**INFORMATION PROVIDED**
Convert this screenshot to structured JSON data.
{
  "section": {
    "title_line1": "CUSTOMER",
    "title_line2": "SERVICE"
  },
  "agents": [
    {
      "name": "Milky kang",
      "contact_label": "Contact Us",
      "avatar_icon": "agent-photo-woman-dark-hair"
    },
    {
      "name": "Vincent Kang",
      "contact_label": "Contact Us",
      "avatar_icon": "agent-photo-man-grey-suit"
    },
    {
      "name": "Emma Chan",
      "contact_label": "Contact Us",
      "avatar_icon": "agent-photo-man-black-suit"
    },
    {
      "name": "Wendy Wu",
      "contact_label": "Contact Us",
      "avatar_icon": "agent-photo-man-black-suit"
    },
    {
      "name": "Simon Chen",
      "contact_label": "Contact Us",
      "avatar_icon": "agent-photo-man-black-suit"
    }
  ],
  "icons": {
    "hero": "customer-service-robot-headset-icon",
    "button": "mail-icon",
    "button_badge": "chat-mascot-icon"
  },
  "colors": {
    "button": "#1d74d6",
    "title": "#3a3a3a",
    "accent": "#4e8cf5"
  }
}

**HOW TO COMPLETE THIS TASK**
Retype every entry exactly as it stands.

**RESPONSE TO THIS EXERCISE**
Convert this screenshot to structured JSON data.
{
  "section": {
    "title_line1": "CUSTOMER",
    "title_line2": "SERVICE"
  },
  "agents": [
    {
      "name": "Milky kang",
      "contact_label": "Contact Us",
      "avatar_icon": "agent-photo-woman-dark-hair"
    },
    {
      "name": "Vincent Kang",
      "contact_label": "Contact Us",
      "avatar_icon": "agent-photo-man-grey-suit"
    },
    {
      "name": "Emma Chan",
      "contact_label": "Contact Us",
      "avatar_icon": "agent-photo-man-black-suit"
    },
    {
      "name": "Wendy Wu",
      "contact_label": "Contact Us",
      "avatar_icon": "agent-photo-man-black-suit"
    },
    {
      "name": "Simon Chen",
      "contact_label": "Contact Us",
      "avatar_icon": "agent-photo-man-black-suit"
    }
  ],
  "icons": {
    "hero": "customer-service-robot-headset-icon",
    "button": "mail-icon",
    "button_badge": "chat-mascot-icon"
  },
  "colors": {
    "button": "#1d74d6",
    "title": "#3a3a3a",
    "accent": "#4e8cf5"
  }
}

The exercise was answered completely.